Walk in the Woods: (Outline and Idea; and comments on course)

Walk in the Woods: (Outline and Idea; and comments on course) - student project

Hi, Angelique. 

I enjoyed your class very much. You underscored a step I completely missed in my writer's journey: where to publish my short stories.

Like you mentioned on your first video, I'm one of those amateur, 'just started' writers giving short stories a go. I agree with you. I think Short Fiction is a great way of building up your skills and confidence as a writer, and getting your name out there for bigger projects. 

I read short stories (a lot) from all over the place, but i never thought about writing based on the practical and subtle requirements of a specific platform! Your course helped me realise i need to take a step back (or two) and focus in a specific magazine, website, podcast, sub-Reddit, I want to publish a short story in. And, with that in mind, write based on that specific platform. 

So, thank you for that! I've already started to look for one. I like writing horror, sci-fi, and fantasy, but mainly horror! Do you have any recommendation on websites or magazines I could submit to?

Having said that, here's a brief outline of one of my planned short stories:


A young man in Tirana, the capital city of Albania, goes for a walk in the middle of a cold December night. With the annual Christmas market happening in Skanderberg Square, the city's outer sections lie desolate and silent. The Grand Park of Tirana, south of the city, is no exception. Few people walk through it that time of night, the woods creep with almost absolute silence. 

That's where Clay, a 27-year old traveling alone in a 5-month Eurotrip, decides to take a night walk. Alone, confident, Clay puts on his headphones and strolls away from the lighted market and music. Every step deafens the sound and lights behind him more and more.

At the edge of the park, Clay stands alone with his thoughts. In front, a red tile path leads away, deep into dimly lit woods, covered by a sheet of coppery-yellow street lamps lining the edge of the path. An experienced solo-traveler, a stranger to the doubt and fear of being alone, Clay saunters forward into the the immense, silent forest. 

Behind him, at the edge of the park, lies a street lined with stores and a few government buildings. Three kilometres down that main street lies Skanderberg Square with its Opera house and Christmas lights flooding its air. Beyond, there's a side street that if you follow a few hundred meters down, you'd find the hostel where Clay stays: 'High Trip Hostel'. In that hostel, next to the reception desk, there's a cork tile where the managers and other guests pin things: cupons, polaroids with guests in them, discounts for bars, and newspaper clippings.
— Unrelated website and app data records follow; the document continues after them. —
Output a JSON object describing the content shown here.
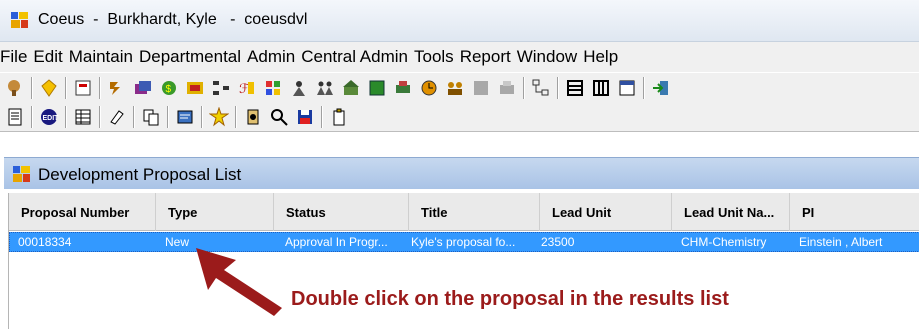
{
  "window": {
    "title": "Coeus  -  Burkhardt, Kyle   -  coeusdvl",
    "icon": "coeus-app-icon"
  },
  "menu": [
    "File",
    "Edit",
    "Maintain",
    "Departmental",
    "Admin",
    "Central Admin",
    "Tools",
    "Report",
    "Window",
    "Help"
  ],
  "toolbar_icons_row1": [
    "proposal-icon",
    "award-icon",
    "budget-icon",
    "subcontract-icon",
    "negotiation-icon",
    "money-icon",
    "rolodex-icon",
    "organization-icon",
    "sponsor-icon",
    "people-icon",
    "person-icon",
    "persons-icon",
    "unit-icon",
    "report-icon",
    "print-icon",
    "clock-icon",
    "group-icon",
    "disabled-icon-1",
    "disabled-icon-2",
    "hierarchy-icon",
    "list-icon",
    "columns-icon",
    "form-icon",
    "exit-icon"
  ],
  "toolbar_icons_row2": [
    "document-icon",
    "edit-icon",
    "grid-icon",
    "eraser-icon",
    "copy-icon",
    "notes-icon",
    "star-icon",
    "documents-icon",
    "search-icon",
    "save-icon",
    "clipboard-icon"
  ],
  "child_window": {
    "title": "Development Proposal List",
    "icon": "coeus-app-icon"
  },
  "table": {
    "columns": [
      "Proposal Number",
      "Type",
      "Status",
      "Title",
      "Lead Unit",
      "Lead Unit Na...",
      "PI"
    ],
    "rows": [
      {
        "proposal_number": "00018334",
        "type": "New",
        "status": "Approval In Progr...",
        "title": "Kyle's proposal fo...",
        "lead_unit": "23500",
        "lead_unit_name": "CHM-Chemistry",
        "pi": "Einstein ,  Albert"
      }
    ],
    "selected_row_color": "#3399ff"
  },
  "annotation": {
    "text": "Double click on the proposal in the results list",
    "color": "#9b1b1b"
  }
}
Among those clippings, there's a story of a man from Tirana named Claudio who has stored in his basement the biggest collection of Communist Era postcards in the Balkan region. The story was written five days ago. Over 45,000 different postcards from different individuals living during the communist regime in Albania. In the story, there's a picture of Claudio, standing in his basement next to a box full of postcards. He was smiling, proud of his collection. Under that story, there's a small piece on a police report of an ongoing investigation. The piece was 200 words long, and it had no image. The headline was cut out from the story to make room for a 2x1 coupon from an italian restaurant next door.  The first five lines of the short piece read:

"Tirana's police department fails to identify concrete leads for mutilated bodies found in Tirana's Grand Park in recent report. The two page report labels the cases as ongoing, and fails to signal any potential suspect or cause. A disturbing ending in the report points out that the condition of the bodies found eliminate the possibility of one person acting alone, and suggests a wild animal. As before, no image of the bodies found has been displayed for the public. So far, 92 bodies have been found in the last 60 years, most of them homeless individuals."

Almost six kilometres away from the hostel, Clay continues down the red-tiled path leading deeper into the park. He hasn't seen any one else in the park in the last 21 minutes, but he hasn't noticed. Behind him, a twig crunches with the weight of something heavy.